Continuous self-improvement

Teams with result responsibility systematically tune the outcome and impact of business processes. The teams are authorized to determine and apply the methodology they want use – how to discover potential, how to invent and appraise solutions and how to iterate success. This principle has also has been declared one of the fundaments of Radical Management (Stephen Denning).

Project leadership and project management

Big projects tend to fail. New insights and discoveries emerging with implementation are too manifold to be integrated into the master-plan. So the plan gradually becomes unrealistic and detached from reality. We recommend having all sub-projects focus on narrow, short-term, scalable steps of prototype end results – such as processes or products that deliver. These holistic “minimal viable solutions” can be reached and replicated in higher frequency than big total solutions. With such a focus, the work packages become integrated into short cycles. This procedure allows for updating the original concept of the project and adapts solutions when they are still malleable.

Process design and process management

Teams develop processes in cycles of rapid prototyping, focused on delivering results in early stages. These are subject to iterative steps of further development. Process responsibility and leadership can be formed and corroborated with practice. That avoids the friction of over structuring the process or freezing it too early, losing the plasticity needed for implementation success.

Corporate culture development through mission, values, vision of future success

The common understanding of the business, the priorities of the work style and the perception of the future are the elements that make the culture of an organization, the way it behaves. Culture does not develop by declaration. Culture evolves in a more or less structured process of learning along with emerging practices. Only after having reached a common ground of perceiving and valuing experiences, can any principle of the corporate culture became real. This process is critical to may prevent written values from degenerating into empty formulas that eventually breeding cynicism.

Change Management and Directed Change

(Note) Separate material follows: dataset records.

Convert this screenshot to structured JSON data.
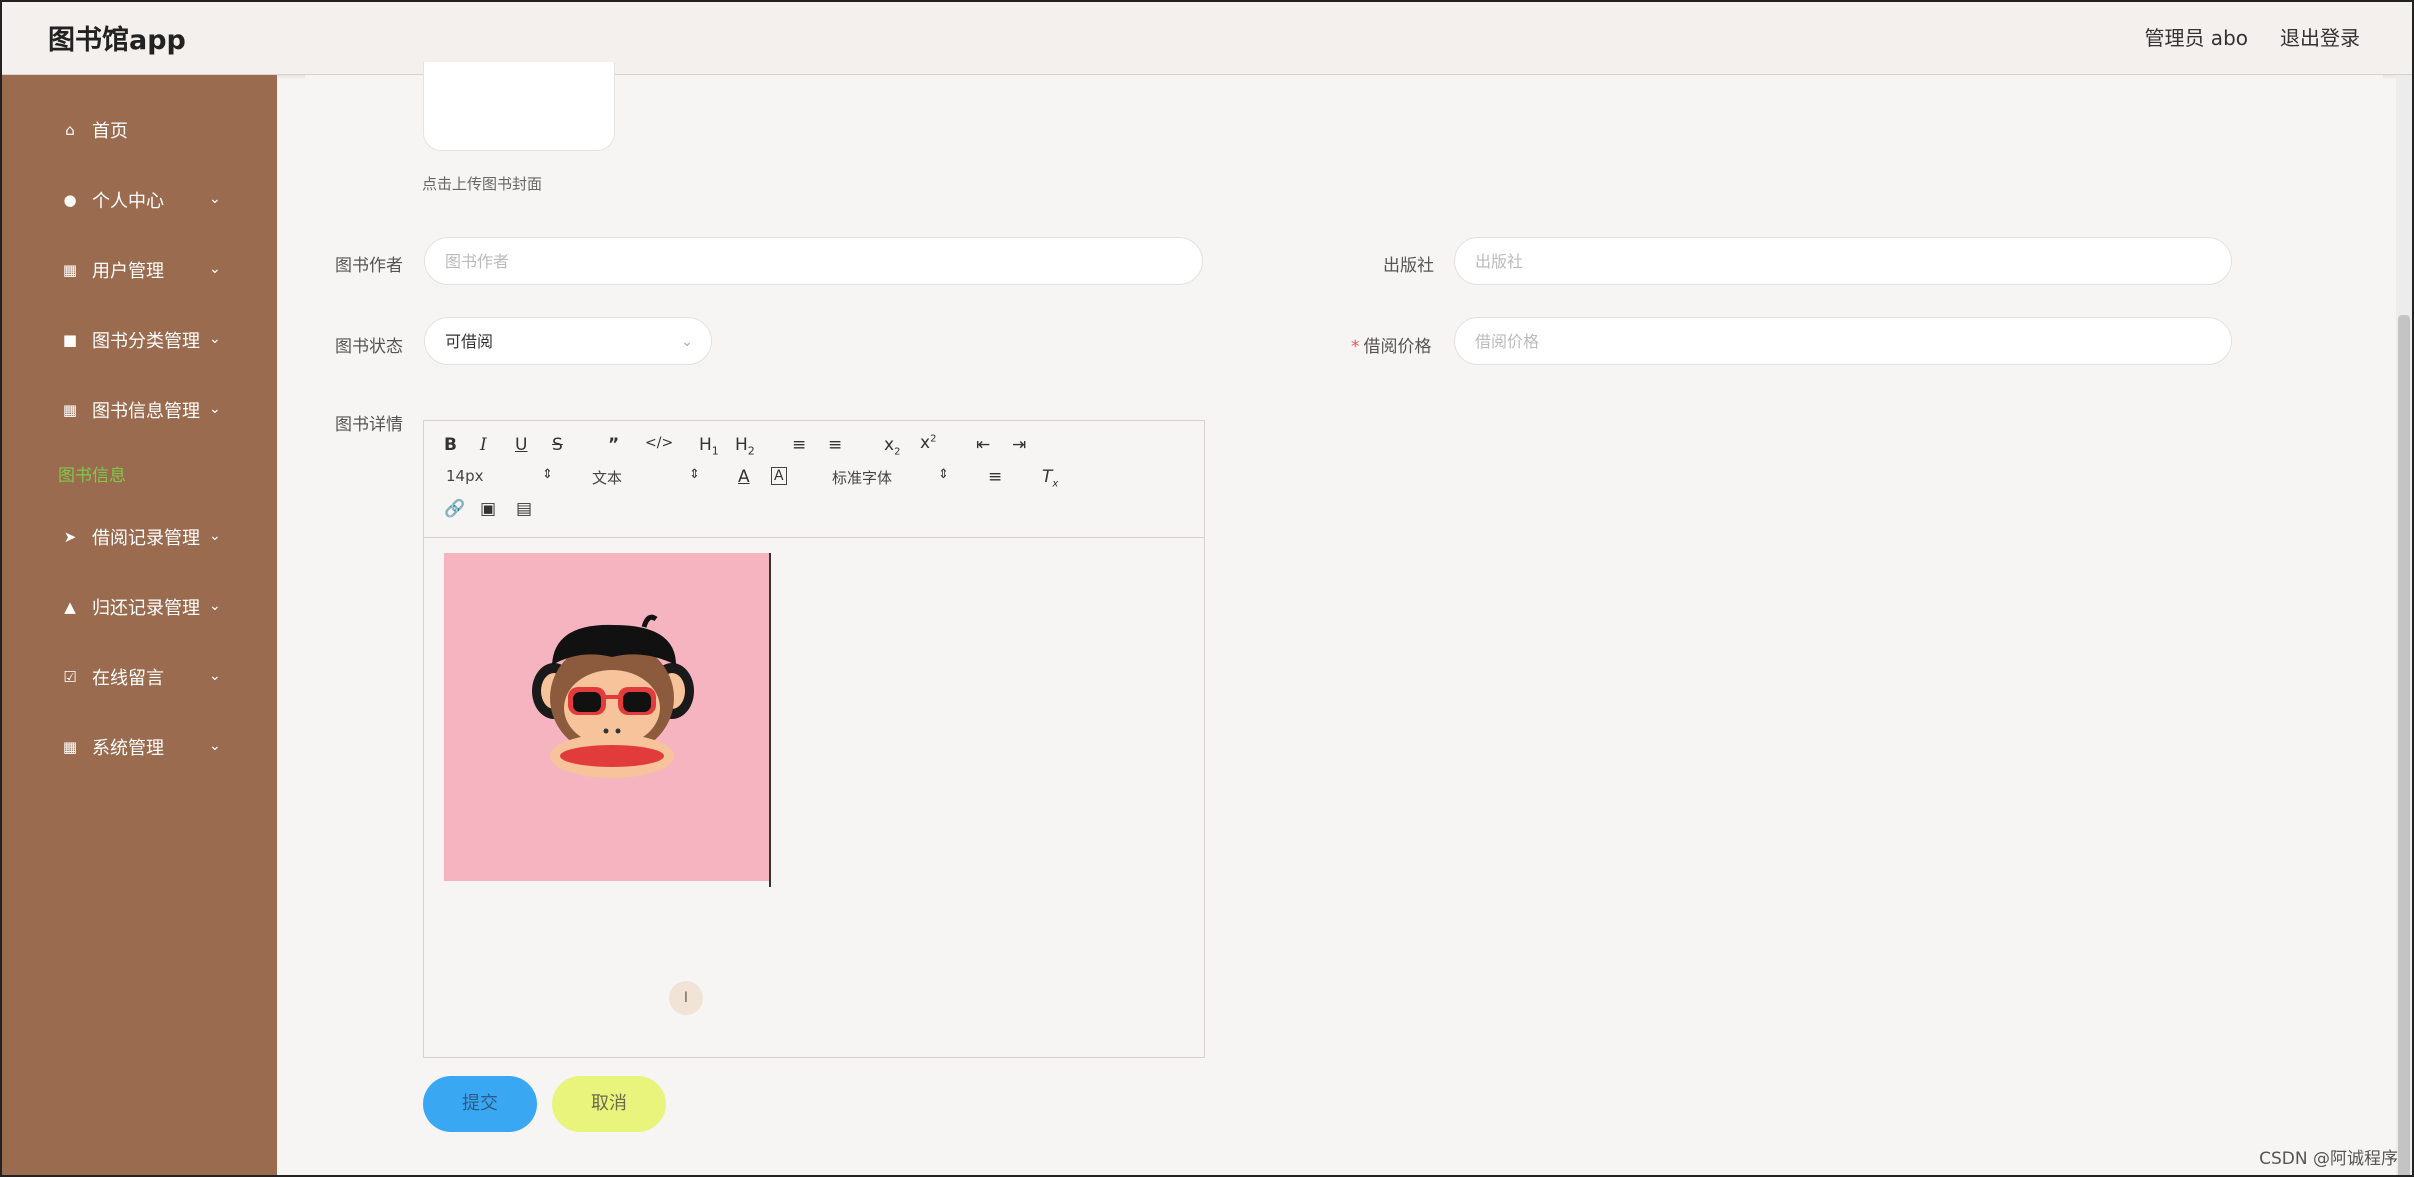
{
  "app_title": "图书馆app",
  "header": {
    "admin_label": "管理员 abo",
    "logout_label": "退出登录"
  },
  "sidebar": {
    "items": [
      {
        "label": "首页",
        "icon": "home-icon"
      },
      {
        "label": "个人中心",
        "icon": "user-icon"
      },
      {
        "label": "用户管理",
        "icon": "grid-icon"
      },
      {
        "label": "图书分类管理",
        "icon": "clipboard-icon"
      },
      {
        "label": "图书信息管理",
        "icon": "grid-icon"
      },
      {
        "label": "借阅记录管理",
        "icon": "send-icon"
      },
      {
        "label": "归还记录管理",
        "icon": "thumb-icon"
      },
      {
        "label": "在线留言",
        "icon": "checkbox-icon"
      },
      {
        "label": "系统管理",
        "icon": "table-icon"
      }
    ],
    "active_sub": "图书信息"
  },
  "form": {
    "cover_hint": "点击上传图书封面",
    "author_label": "图书作者",
    "author_placeholder": "图书作者",
    "publisher_label": "出版社",
    "publisher_placeholder": "出版社",
    "status_label": "图书状态",
    "status_value": "可借阅",
    "price_label": "借阅价格",
    "price_placeholder": "借阅价格",
    "detail_label": "图书详情"
  },
  "editor": {
    "font_size": "14px",
    "block_type": "文本",
    "font_family": "标准字体"
  },
  "buttons": {
    "submit": "提交",
    "cancel": "取消"
  },
  "watermark": "CSDN @阿诚程序"
}
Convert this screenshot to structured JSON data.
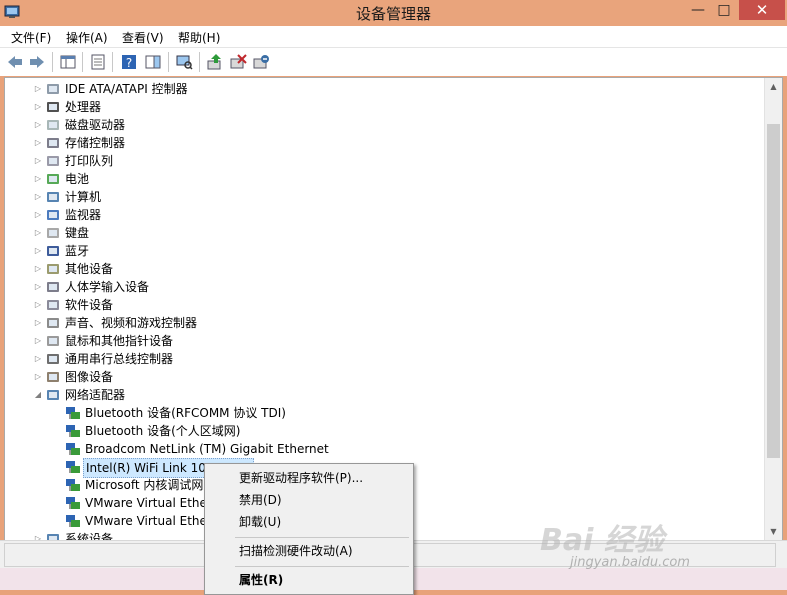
{
  "window": {
    "title": "设备管理器",
    "min_label": "—",
    "max_label": "□",
    "close_label": "✕"
  },
  "menu": [
    "文件(F)",
    "操作(A)",
    "查看(V)",
    "帮助(H)"
  ],
  "tree": {
    "categories": [
      {
        "label": "IDE ATA/ATAPI 控制器",
        "icon": "ide-controller-icon"
      },
      {
        "label": "处理器",
        "icon": "processor-icon"
      },
      {
        "label": "磁盘驱动器",
        "icon": "disk-drive-icon"
      },
      {
        "label": "存储控制器",
        "icon": "storage-controller-icon"
      },
      {
        "label": "打印队列",
        "icon": "printer-icon"
      },
      {
        "label": "电池",
        "icon": "battery-icon"
      },
      {
        "label": "计算机",
        "icon": "computer-icon"
      },
      {
        "label": "监视器",
        "icon": "monitor-icon"
      },
      {
        "label": "键盘",
        "icon": "keyboard-icon"
      },
      {
        "label": "蓝牙",
        "icon": "bluetooth-icon"
      },
      {
        "label": "其他设备",
        "icon": "other-devices-icon"
      },
      {
        "label": "人体学输入设备",
        "icon": "hid-icon"
      },
      {
        "label": "软件设备",
        "icon": "software-device-icon"
      },
      {
        "label": "声音、视频和游戏控制器",
        "icon": "speaker-icon"
      },
      {
        "label": "鼠标和其他指针设备",
        "icon": "mouse-icon"
      },
      {
        "label": "通用串行总线控制器",
        "icon": "usb-icon"
      },
      {
        "label": "图像设备",
        "icon": "imaging-device-icon"
      },
      {
        "label": "网络适配器",
        "icon": "network-adapter-icon"
      }
    ],
    "network_children": [
      "Bluetooth 设备(RFCOMM 协议 TDI)",
      "Bluetooth 设备(个人区域网)",
      "Broadcom NetLink (TM) Gigabit Ethernet",
      "Intel(R) WiFi Link 1000 BGN",
      "Microsoft 内核调试网",
      "VMware Virtual Ethe",
      "VMware Virtual Ethe"
    ],
    "last_category": "系统设备"
  },
  "context_menu": {
    "update_driver": "更新驱动程序软件(P)...",
    "disable": "禁用(D)",
    "uninstall": "卸载(U)",
    "scan_hardware": "扫描检测硬件改动(A)",
    "properties": "属性(R)"
  },
  "watermark": {
    "logo": "Bai 经验",
    "url": "jingyan.baidu.com"
  },
  "colors": {
    "titlebar": "#e9a47c",
    "close_button": "#c7504a",
    "selection": "#cde8ff"
  }
}
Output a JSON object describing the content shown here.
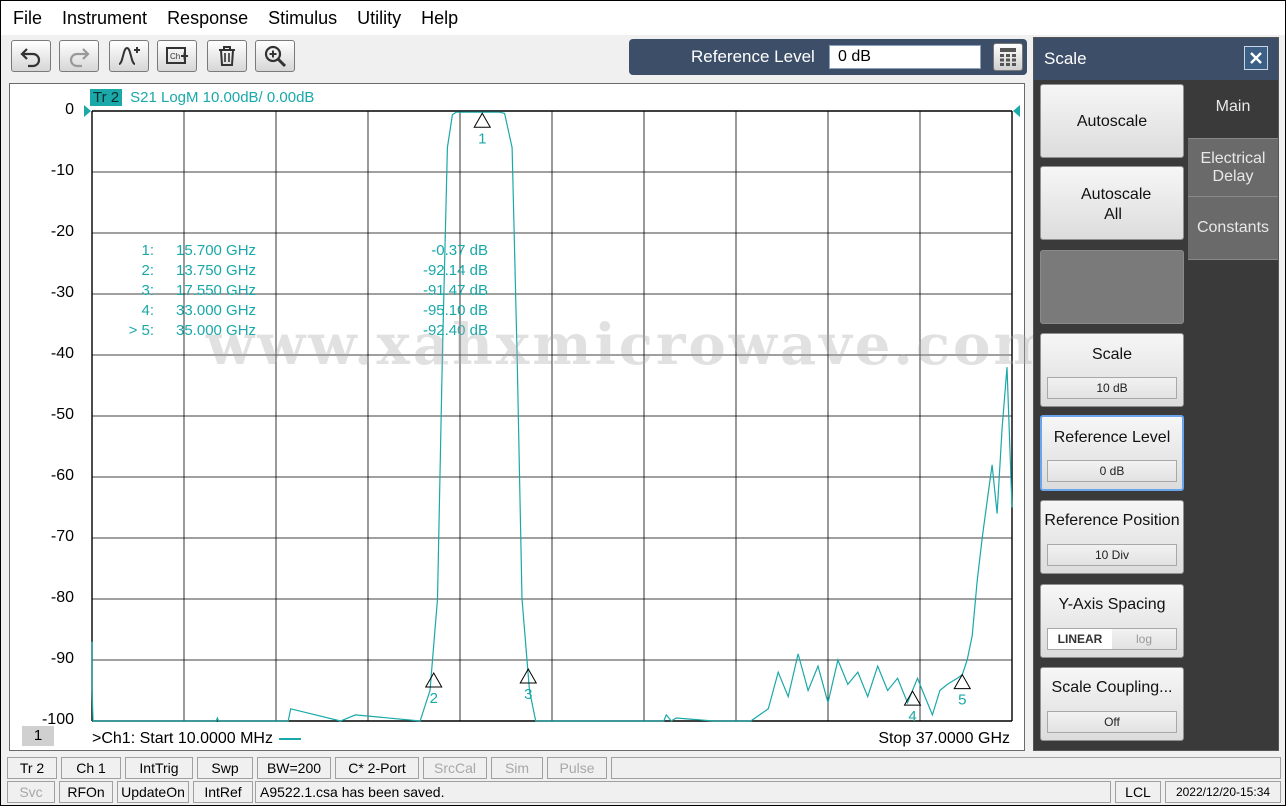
{
  "menu": [
    "File",
    "Instrument",
    "Response",
    "Stimulus",
    "Utility",
    "Help"
  ],
  "toolbar": {
    "buttons": [
      "undo-icon",
      "redo-icon",
      "add-marker-icon",
      "add-channel-icon",
      "delete-icon",
      "zoom-icon"
    ],
    "entry_label": "Reference Level",
    "entry_value": "0 dB"
  },
  "trace": {
    "tag": "Tr 2",
    "description": "S21 LogM 10.00dB/  0.00dB",
    "color": "#1aa8a8"
  },
  "chart_data": {
    "type": "line",
    "title": "S21 LogM 10.00dB/  0.00dB",
    "xlabel": "",
    "ylabel": "",
    "xlim": [
      0.01,
      37.0
    ],
    "ylim": [
      -100,
      0
    ],
    "yticks": [
      0,
      -10,
      -20,
      -30,
      -40,
      -50,
      -60,
      -70,
      -80,
      -90,
      -100
    ],
    "grid": true,
    "series": [
      {
        "name": "Tr 2",
        "x": [
          0.01,
          0.01,
          0.05,
          2.7,
          2.75,
          2.8,
          5.0,
          5.05,
          5.1,
          7.9,
          8.0,
          10.0,
          10.6,
          13.2,
          13.6,
          13.9,
          14.1,
          14.3,
          14.5,
          14.65,
          14.8,
          16.4,
          16.6,
          16.9,
          17.1,
          17.3,
          17.6,
          17.85,
          23.0,
          23.1,
          23.3,
          23.5,
          25.0,
          26.5,
          27.2,
          27.6,
          28.0,
          28.4,
          28.8,
          29.2,
          29.6,
          30.0,
          30.4,
          30.8,
          31.2,
          31.6,
          32.0,
          32.4,
          32.8,
          33.0,
          33.2,
          33.5,
          33.8,
          34.1,
          34.4,
          34.8,
          35.0,
          35.2,
          35.4,
          35.6,
          35.8,
          36.0,
          36.2,
          36.4,
          36.6,
          36.8,
          37.0
        ],
        "y": [
          -87,
          -94,
          -101,
          -101,
          -100,
          -101,
          -101,
          -99.5,
          -101,
          -101,
          -98,
          -101,
          -99,
          -101,
          -95,
          -80,
          -40,
          -6,
          -0.6,
          -0.2,
          -0.2,
          -0.2,
          -0.4,
          -6,
          -40,
          -80,
          -95,
          -101,
          -101,
          -99,
          -101,
          -99.5,
          -101,
          -101,
          -98,
          -92,
          -96,
          -89,
          -95,
          -91,
          -97,
          -90,
          -94,
          -92,
          -96,
          -91,
          -95,
          -93,
          -97,
          -95,
          -93,
          -96,
          -99,
          -95,
          -94,
          -93,
          -92.4,
          -90,
          -86,
          -77,
          -70,
          -64,
          -58,
          -66,
          -52,
          -42,
          -65
        ]
      }
    ],
    "markers": [
      {
        "id": "1:",
        "label": "1",
        "freq": "15.700  GHz",
        "value": "-0.37 dB",
        "x": 15.7,
        "y": -0.37
      },
      {
        "id": "2:",
        "label": "2",
        "freq": "13.750  GHz",
        "value": "-92.14 dB",
        "x": 13.75,
        "y": -92.14
      },
      {
        "id": "3:",
        "label": "3",
        "freq": "17.550  GHz",
        "value": "-91.47 dB",
        "x": 17.55,
        "y": -91.47
      },
      {
        "id": "4:",
        "label": "4",
        "freq": "33.000  GHz",
        "value": "-95.10 dB",
        "x": 33.0,
        "y": -95.1
      },
      {
        "id": "> 5:",
        "label": "5",
        "freq": "35.000  GHz",
        "value": "-92.40 dB",
        "x": 35.0,
        "y": -92.4
      }
    ]
  },
  "watermark": "www.xahxmicrowave.com",
  "axis": {
    "channel_badge": "1",
    "start_text": ">Ch1:  Start   10.0000 MHz",
    "stop_text": "Stop  37.0000 GHz"
  },
  "scale_panel": {
    "title": "Scale",
    "tabs": [
      "Main",
      "Electrical Delay",
      "Constants"
    ],
    "autoscale": "Autoscale",
    "autoscale_all": "Autoscale All",
    "scale_label": "Scale",
    "scale_value": "10 dB",
    "reflevel_label": "Reference Level",
    "reflevel_value": "0 dB",
    "refpos_label": "Reference Position",
    "refpos_value": "10 Div",
    "yspacing_label": "Y-Axis Spacing",
    "yspacing_linear": "LINEAR",
    "yspacing_log": "log",
    "coupling_label": "Scale Coupling...",
    "coupling_value": "Off"
  },
  "status1": [
    "Tr 2",
    "Ch 1",
    "IntTrig",
    "Swp",
    "BW=200",
    "C* 2-Port",
    "SrcCal",
    "Sim",
    "Pulse"
  ],
  "status2": {
    "items": [
      "Svc",
      "RFOn",
      "UpdateOn",
      "IntRef"
    ],
    "message": "A9522.1.csa has been saved.",
    "lcl": "LCL",
    "datetime": "2022/12/20-15:34"
  },
  "colors": {
    "trace": "#1aa8a8",
    "panel_header": "#3d4e69",
    "selected_border": "#6aa4ea"
  }
}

It is critical for the survival of an organization to adapt to the change of success factors and to evolve new competencies and behavioral patterns with that. This needs practice, exercise and learning which, if organized, works best in the course of a day-to-day business pursuing new and ambitious goals. Resistance and anxiety wane where people sense the opportunity for meaningful success. “Change Management” often is oriented on applying certain methodologies. But it is business success that will guide change, while methods alone will distract commitment and thus blockade necessary change.

Conflict management and conflict resolution

When the difference of perspectives cease to propel productively, conflicts emerge over perceived win-lose situations. When this happens, the call for collaboration and loyalty has little effect. Now the parties involved must, in separation, profoundly reflect their respective goals, and then assess them in different perspectives of a common whole. Based on this self-assurance of the parties involved, a dialogue on common ground may be approached. To proceed in this sequence is critical to having new perspectives emerge.

Strategy Meeting

A strategy meeting is decisive for forming a unifying view of values, success factors, and achievements on the path to results. A strategy meeting should be centered on two poles: one is the understanding, observing and tracking of existing strategy. It should continuously be validated based through the lens of future customer needs, products, processes and capabilities. Pole two is the alternative of a radically improved strategic advantage. This can be developed by means of Design Thinking and strategy scenarios. A strategy meeting needs debate, which has to be made productive, not detrimental. The major traps of a strategy meeting are a mechanical processing of tools, discussion-preventing applause for shallow break-out team results and flat SWOT-analysis. The mortal sin is to directly leap from analysis to action plans, shunning consensus on a strategic concept.